The word “transformation” reflects the human desire for instant gratification. Behind our complaining about economic status lurks a desire that things change instantly. Ain’t going to happen.
Public company history offers additional perspective. Venture capitalists preach that issuing company shares to the public measures success.
Return to the thrilling days of yesteryear. There were public companies of size, some even listed on big-time exchanges such as the New York Stock Exchange. PNM Resources is the only one left.

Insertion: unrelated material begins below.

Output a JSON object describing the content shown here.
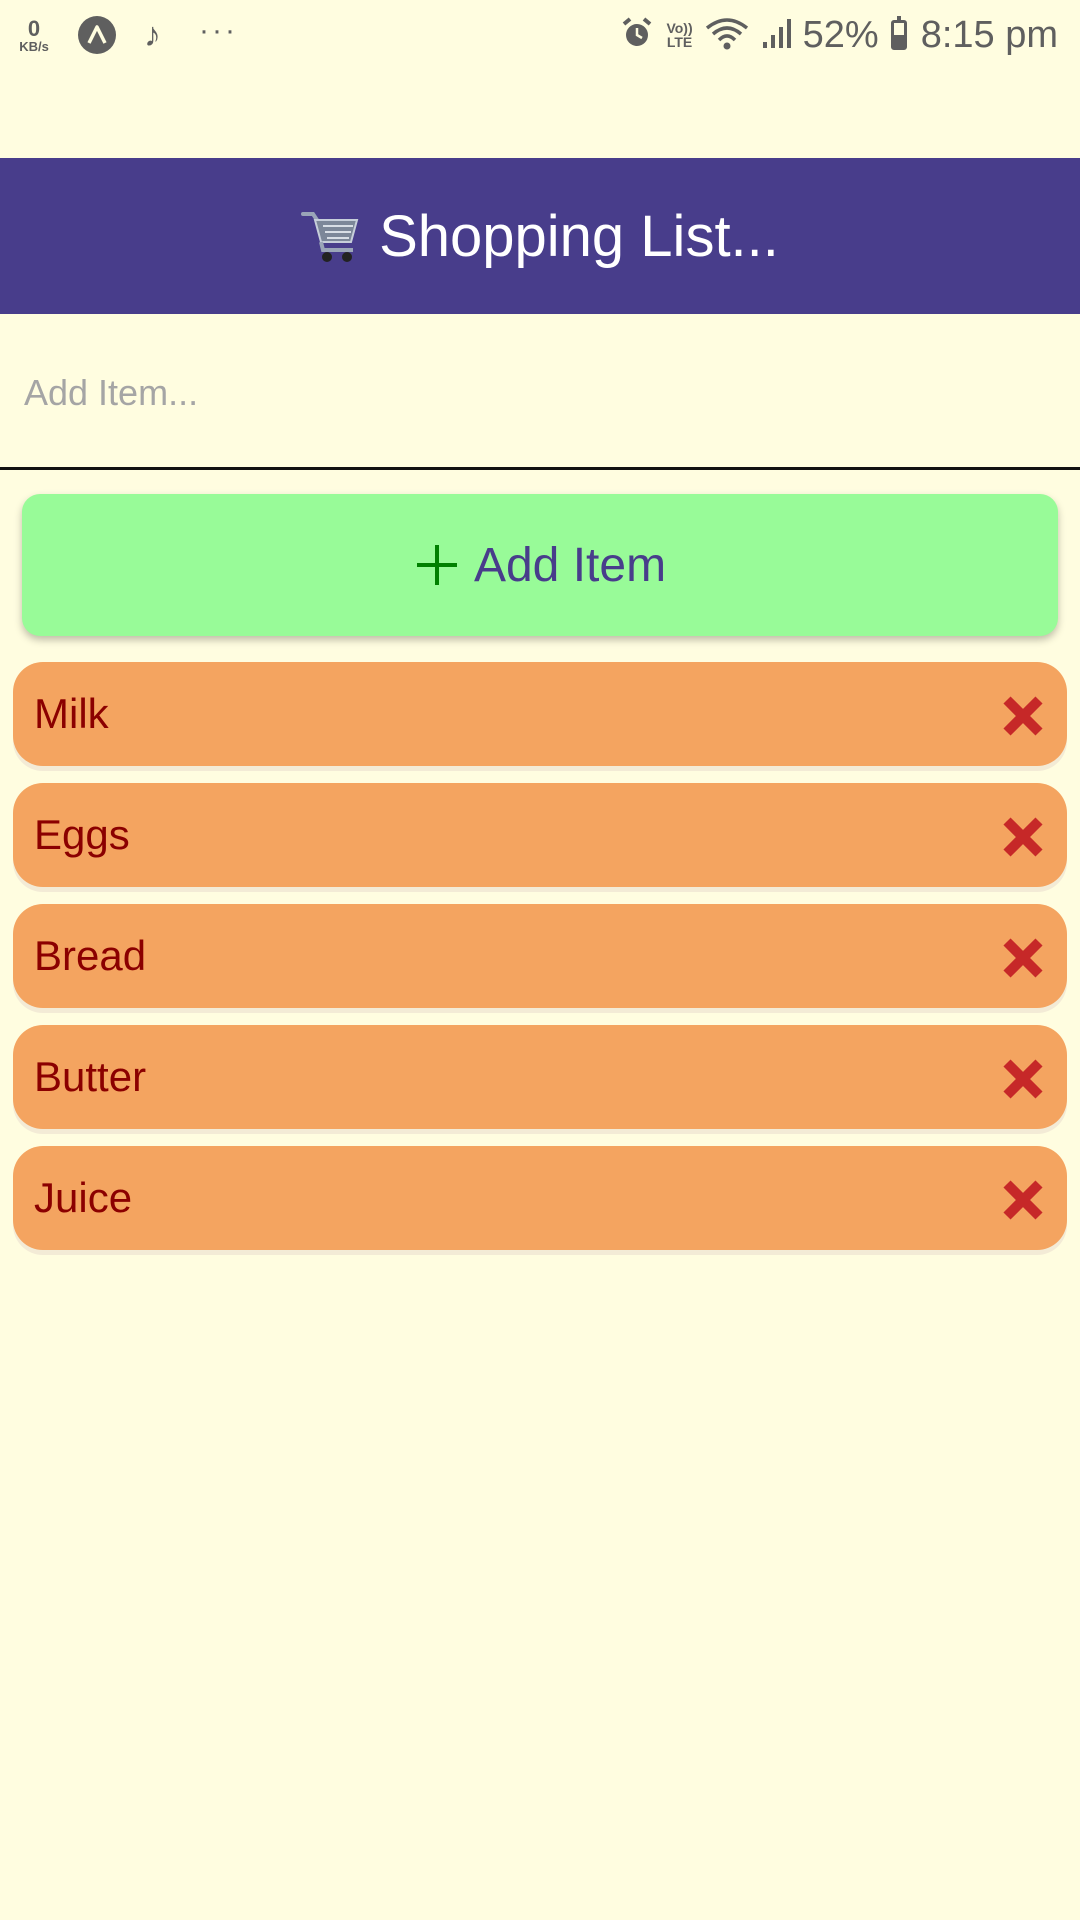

Start with NASDAQ-listed Sunwest Financial Services, operator of the Sunwest Banks. I worked there. Sunwest joined Bank of America, which recently sold nearly all its rural community operations. Of the teller stations at B of A’s downtown Albuquerque office, several are completely vacant, five have computers, and, during recent trips there, seldom have I seen as many as three tellers at once. Nothing much has happened in downtown Albuquerque since construction of the Albuquerque Plaza-Hyatt Regency project in 1990.
Los Alamos National Bank, with five percent of the market, is our biggest “local” bank. Merideth Corporation of Des Moines, Iowa, which just dropped monthly publication of the Ladies Home Journal, failed in Albuquerque. Omaha, Neb., is another AAA baseball city with real NYSE companies, such as Mutual of Omaha, Berkshire Hathaway, Union Pacific and others.
Back here, Santa Fe Pacific Gold spun out of the Santa Fe Railway, made the NYSE, merged with Newmont Mining and disappeared. Sun Healthcare flew high, built buildings in Albuquerque along I-25, imploded and faded away.
Nuclear Pharmacy, very early in the radiopharmaceuticals business, went public, built a headquarters and did a “merger of equals” with another company. All good, except the other guys had 51 percent. See ya. Thornburg Mortgage failed in the financial crisis though Thornburg Investment Management remains.
Vern Rayburn illustrates our complex situation. He joined drone maker Titan Aerospace of Moriarty last year and recently sold the company to Google. Rayburn’s previous publicized aerospace business was the much-hyped Eclipse Aviation in Albuquerque, described by Bloomberg Businessweek as “one of the largest financial disasters in aviation history.” {With new owners, and a new name, Eclipse Aerospace is making airplanes.} The Titan deal is very cool, but the people numbers are tiny. The future? Who knows?
Consider also the recent sale of Taos Ski Valley by the Blake family to Louis Bacon, a founder of Moore Capital Management, a large New York hedge fund. The reason, I’m told, was simply that the family lacked the money keep the skiing competitive and pursue the real estate opportunities.
Small businesses and branch offices are today’s reality.